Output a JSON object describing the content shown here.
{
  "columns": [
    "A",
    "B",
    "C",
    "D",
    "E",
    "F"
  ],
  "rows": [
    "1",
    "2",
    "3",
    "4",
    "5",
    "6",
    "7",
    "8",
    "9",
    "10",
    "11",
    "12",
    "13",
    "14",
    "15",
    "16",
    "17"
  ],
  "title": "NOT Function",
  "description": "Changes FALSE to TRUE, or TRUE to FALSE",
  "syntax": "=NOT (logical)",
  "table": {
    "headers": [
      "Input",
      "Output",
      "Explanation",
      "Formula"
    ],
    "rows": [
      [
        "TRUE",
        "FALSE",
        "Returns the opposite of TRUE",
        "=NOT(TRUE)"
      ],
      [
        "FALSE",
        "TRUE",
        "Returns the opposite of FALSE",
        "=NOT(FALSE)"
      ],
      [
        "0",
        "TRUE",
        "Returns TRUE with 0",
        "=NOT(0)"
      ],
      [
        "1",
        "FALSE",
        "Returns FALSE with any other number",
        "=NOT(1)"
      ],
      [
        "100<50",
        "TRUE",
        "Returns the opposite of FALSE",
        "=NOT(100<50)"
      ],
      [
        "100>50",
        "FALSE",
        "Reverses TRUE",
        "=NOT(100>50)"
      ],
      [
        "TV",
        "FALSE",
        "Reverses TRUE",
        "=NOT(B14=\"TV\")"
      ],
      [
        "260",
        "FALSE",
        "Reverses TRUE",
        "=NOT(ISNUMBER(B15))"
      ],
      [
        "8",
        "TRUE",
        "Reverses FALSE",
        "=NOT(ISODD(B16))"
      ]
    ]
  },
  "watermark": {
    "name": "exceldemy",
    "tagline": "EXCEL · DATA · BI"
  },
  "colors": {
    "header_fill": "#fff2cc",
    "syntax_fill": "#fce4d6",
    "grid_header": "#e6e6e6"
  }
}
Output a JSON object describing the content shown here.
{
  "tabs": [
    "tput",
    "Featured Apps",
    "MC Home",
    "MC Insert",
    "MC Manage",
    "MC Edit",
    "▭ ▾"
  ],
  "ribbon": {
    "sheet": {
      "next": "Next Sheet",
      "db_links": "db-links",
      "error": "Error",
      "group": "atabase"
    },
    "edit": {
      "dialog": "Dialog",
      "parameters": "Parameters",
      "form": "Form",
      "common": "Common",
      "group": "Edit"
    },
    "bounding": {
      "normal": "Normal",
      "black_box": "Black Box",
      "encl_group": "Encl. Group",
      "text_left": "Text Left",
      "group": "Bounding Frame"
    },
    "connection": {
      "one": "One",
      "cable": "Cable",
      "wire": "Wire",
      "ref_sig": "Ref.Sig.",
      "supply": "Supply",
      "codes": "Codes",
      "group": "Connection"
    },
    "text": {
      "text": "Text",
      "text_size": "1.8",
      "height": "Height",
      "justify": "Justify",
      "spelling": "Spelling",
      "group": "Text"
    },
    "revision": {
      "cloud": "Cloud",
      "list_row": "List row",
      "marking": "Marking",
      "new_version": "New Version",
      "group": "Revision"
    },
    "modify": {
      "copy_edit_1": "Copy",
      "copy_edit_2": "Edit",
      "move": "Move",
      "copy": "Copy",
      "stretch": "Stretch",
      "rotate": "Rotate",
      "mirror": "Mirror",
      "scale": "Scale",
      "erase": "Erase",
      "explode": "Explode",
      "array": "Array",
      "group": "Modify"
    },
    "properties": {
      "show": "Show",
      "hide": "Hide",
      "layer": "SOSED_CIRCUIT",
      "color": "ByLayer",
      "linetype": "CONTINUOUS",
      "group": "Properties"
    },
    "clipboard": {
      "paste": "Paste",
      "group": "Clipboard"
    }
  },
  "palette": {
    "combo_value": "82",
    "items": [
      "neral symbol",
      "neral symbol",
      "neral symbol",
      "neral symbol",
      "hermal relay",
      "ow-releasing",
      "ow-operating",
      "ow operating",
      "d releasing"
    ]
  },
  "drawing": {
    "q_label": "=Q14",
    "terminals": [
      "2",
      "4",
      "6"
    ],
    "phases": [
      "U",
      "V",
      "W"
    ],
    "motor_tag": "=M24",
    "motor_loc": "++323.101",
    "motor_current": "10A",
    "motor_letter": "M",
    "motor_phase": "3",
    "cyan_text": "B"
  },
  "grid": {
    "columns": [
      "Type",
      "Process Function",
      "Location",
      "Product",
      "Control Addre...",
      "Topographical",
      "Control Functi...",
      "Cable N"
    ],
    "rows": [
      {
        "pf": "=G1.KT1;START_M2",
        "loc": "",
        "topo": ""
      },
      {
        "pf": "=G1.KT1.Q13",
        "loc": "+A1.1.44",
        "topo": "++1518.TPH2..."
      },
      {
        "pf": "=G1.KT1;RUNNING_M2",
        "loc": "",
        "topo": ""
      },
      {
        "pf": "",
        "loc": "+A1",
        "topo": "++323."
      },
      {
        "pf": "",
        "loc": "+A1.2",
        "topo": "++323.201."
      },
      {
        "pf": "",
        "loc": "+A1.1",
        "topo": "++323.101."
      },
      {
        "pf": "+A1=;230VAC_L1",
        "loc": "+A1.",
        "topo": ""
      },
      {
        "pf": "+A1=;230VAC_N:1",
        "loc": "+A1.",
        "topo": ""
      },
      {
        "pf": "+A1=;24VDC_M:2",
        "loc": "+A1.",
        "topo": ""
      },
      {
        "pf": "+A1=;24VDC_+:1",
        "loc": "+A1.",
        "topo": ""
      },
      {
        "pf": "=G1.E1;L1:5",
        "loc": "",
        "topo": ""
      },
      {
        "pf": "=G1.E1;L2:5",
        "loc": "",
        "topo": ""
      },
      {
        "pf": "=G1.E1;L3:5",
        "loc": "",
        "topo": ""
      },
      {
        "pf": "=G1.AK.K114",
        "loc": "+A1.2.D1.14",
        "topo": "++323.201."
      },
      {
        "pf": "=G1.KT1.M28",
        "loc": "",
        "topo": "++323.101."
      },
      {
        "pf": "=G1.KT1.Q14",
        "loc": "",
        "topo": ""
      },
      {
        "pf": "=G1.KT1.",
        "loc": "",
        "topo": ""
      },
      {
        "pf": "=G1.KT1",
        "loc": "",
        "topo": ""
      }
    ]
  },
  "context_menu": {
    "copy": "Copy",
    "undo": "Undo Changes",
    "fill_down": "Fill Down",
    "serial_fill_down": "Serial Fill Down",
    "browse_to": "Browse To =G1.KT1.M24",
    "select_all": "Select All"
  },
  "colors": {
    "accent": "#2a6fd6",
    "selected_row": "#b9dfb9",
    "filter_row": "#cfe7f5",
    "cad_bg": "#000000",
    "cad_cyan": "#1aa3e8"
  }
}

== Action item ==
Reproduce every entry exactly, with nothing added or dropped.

== Solution below ==
Output a JSON object describing the content shown here.
{
  "columns": [
    "A",
    "B",
    "C",
    "D",
    "E",
    "F"
  ],
  "rows": [
    "1",
    "2",
    "3",
    "4",
    "5",
    "6",
    "7",
    "8",
    "9",
    "10",
    "11",
    "12",
    "13",
    "14",
    "15",
    "16",
    "17"
  ],
  "title": "NOT Function",
  "description": "Changes FALSE to TRUE, or TRUE to FALSE",
  "syntax": "=NOT (logical)",
  "table": {
    "headers": [
      "Input",
      "Output",
      "Explanation",
      "Formula"
    ],
    "rows": [
      [
        "TRUE",
        "FALSE",
        "Returns the opposite of TRUE",
        "=NOT(TRUE)"
      ],
      [
        "FALSE",
        "TRUE",
        "Returns the opposite of FALSE",
        "=NOT(FALSE)"
      ],
      [
        "0",
        "TRUE",
        "Returns TRUE with 0",
        "=NOT(0)"
      ],
      [
        "1",
        "FALSE",
        "Returns FALSE with any other number",
        "=NOT(1)"
      ],
      [
        "100<50",
        "TRUE",
        "Returns the opposite of FALSE",
        "=NOT(100<50)"
      ],
      [
        "100>50",
        "FALSE",
        "Reverses TRUE",
        "=NOT(100>50)"
      ],
      [
        "TV",
        "FALSE",
        "Reverses TRUE",
        "=NOT(B14=\"TV\")"
      ],
      [
        "260",
        "FALSE",
        "Reverses TRUE",
        "=NOT(ISNUMBER(B15))"
      ],
      [
        "8",
        "TRUE",
        "Reverses FALSE",
        "=NOT(ISODD(B16))"
      ]
    ]
  },
  "watermark": {
    "name": "exceldemy",
    "tagline": "EXCEL · DATA · BI"
  },
  "colors": {
    "header_fill": "#fff2cc",
    "syntax_fill": "#fce4d6",
    "grid_header": "#e6e6e6"
  }
}
Output a JSON object describing the content shown here.
{
  "tabs": [
    "tput",
    "Featured Apps",
    "MC Home",
    "MC Insert",
    "MC Manage",
    "MC Edit",
    "▭ ▾"
  ],
  "ribbon": {
    "sheet": {
      "next": "Next Sheet",
      "db_links": "db-links",
      "error": "Error",
      "group": "atabase"
    },
    "edit": {
      "dialog": "Dialog",
      "parameters": "Parameters",
      "form": "Form",
      "common": "Common",
      "group": "Edit"
    },
    "bounding": {
      "normal": "Normal",
      "black_box": "Black Box",
      "encl_group": "Encl. Group",
      "text_left": "Text Left",
      "group": "Bounding Frame"
    },
    "connection": {
      "one": "One",
      "cable": "Cable",
      "wire": "Wire",
      "ref_sig": "Ref.Sig.",
      "supply": "Supply",
      "codes": "Codes",
      "group": "Connection"
    },
    "text": {
      "text": "Text",
      "text_size": "1.8",
      "height": "Height",
      "justify": "Justify",
      "spelling": "Spelling",
      "group": "Text"
    },
    "revision": {
      "cloud": "Cloud",
      "list_row": "List row",
      "marking": "Marking",
      "new_version": "New Version",
      "group": "Revision"
    },
    "modify": {
      "copy_edit_1": "Copy",
      "copy_edit_2": "Edit",
      "move": "Move",
      "copy": "Copy",
      "stretch": "Stretch",
      "rotate": "Rotate",
      "mirror": "Mirror",
      "scale": "Scale",
      "erase": "Erase",
      "explode": "Explode",
      "array": "Array",
      "group": "Modify"
    },
    "properties": {
      "show": "Show",
      "hide": "Hide",
      "layer": "SOSED_CIRCUIT",
      "color": "ByLayer",
      "linetype": "CONTINUOUS",
      "group": "Properties"
    },
    "clipboard": {
      "paste": "Paste",
      "group": "Clipboard"
    }
  },
  "palette": {
    "combo_value": "82",
    "items": [
      "neral symbol",
      "neral symbol",
      "neral symbol",
      "neral symbol",
      "hermal relay",
      "ow-releasing",
      "ow-operating",
      "ow operating",
      "d releasing"
    ]
  },
  "drawing": {
    "q_label": "=Q14",
    "terminals": [
      "2",
      "4",
      "6"
    ],
    "phases": [
      "U",
      "V",
      "W"
    ],
    "motor_tag": "=M24",
    "motor_loc": "++323.101",
    "motor_current": "10A",
    "motor_letter": "M",
    "motor_phase": "3",
    "cyan_text": "B"
  },
  "grid": {
    "columns": [
      "Type",
      "Process Function",
      "Location",
      "Product",
      "Control Addre...",
      "Topographical",
      "Control Functi...",
      "Cable N"
    ],
    "rows": [
      {
        "pf": "=G1.KT1;START_M2",
        "loc": "",
        "topo": ""
      },
      {
        "pf": "=G1.KT1.Q13",
        "loc": "+A1.1.44",
        "topo": "++1518.TPH2..."
      },
      {
        "pf": "=G1.KT1;RUNNING_M2",
        "loc": "",
        "topo": ""
      },
      {
        "pf": "",
        "loc": "+A1",
        "topo": "++323."
      },
      {
        "pf": "",
        "loc": "+A1.2",
        "topo": "++323.201."
      },
      {
        "pf": "",
        "loc": "+A1.1",
        "topo": "++323.101."
      },
      {
        "pf": "+A1=;230VAC_L1",
        "loc": "+A1.",
        "topo": ""
      },
      {
        "pf": "+A1=;230VAC_N:1",
        "loc": "+A1.",
        "topo": ""
      },
      {
        "pf": "+A1=;24VDC_M:2",
        "loc": "+A1.",
        "topo": ""
      },
      {
        "pf": "+A1=;24VDC_+:1",
        "loc": "+A1.",
        "topo": ""
      },
      {
        "pf": "=G1.E1;L1:5",
        "loc": "",
        "topo": ""
      },
      {
        "pf": "=G1.E1;L2:5",
        "loc": "",
        "topo": ""
      },
      {
        "pf": "=G1.E1;L3:5",
        "loc": "",
        "topo": ""
      },
      {
        "pf": "=G1.AK.K114",
        "loc": "+A1.2.D1.14",
        "topo": "++323.201."
      },
      {
        "pf": "=G1.KT1.M28",
        "loc": "",
        "topo": "++323.101."
      },
      {
        "pf": "=G1.KT1.Q14",
        "loc": "",
        "topo": ""
      },
      {
        "pf": "=G1.KT1.",
        "loc": "",
        "topo": ""
      },
      {
        "pf": "=G1.KT1",
        "loc": "",
        "topo": ""
      }
    ]
  },
  "context_menu": {
    "copy": "Copy",
    "undo": "Undo Changes",
    "fill_down": "Fill Down",
    "serial_fill_down": "Serial Fill Down",
    "browse_to": "Browse To =G1.KT1.M24",
    "select_all": "Select All"
  },
  "colors": {
    "accent": "#2a6fd6",
    "selected_row": "#b9dfb9",
    "filter_row": "#cfe7f5",
    "cad_bg": "#000000",
    "cad_cyan": "#1aa3e8"
  }
}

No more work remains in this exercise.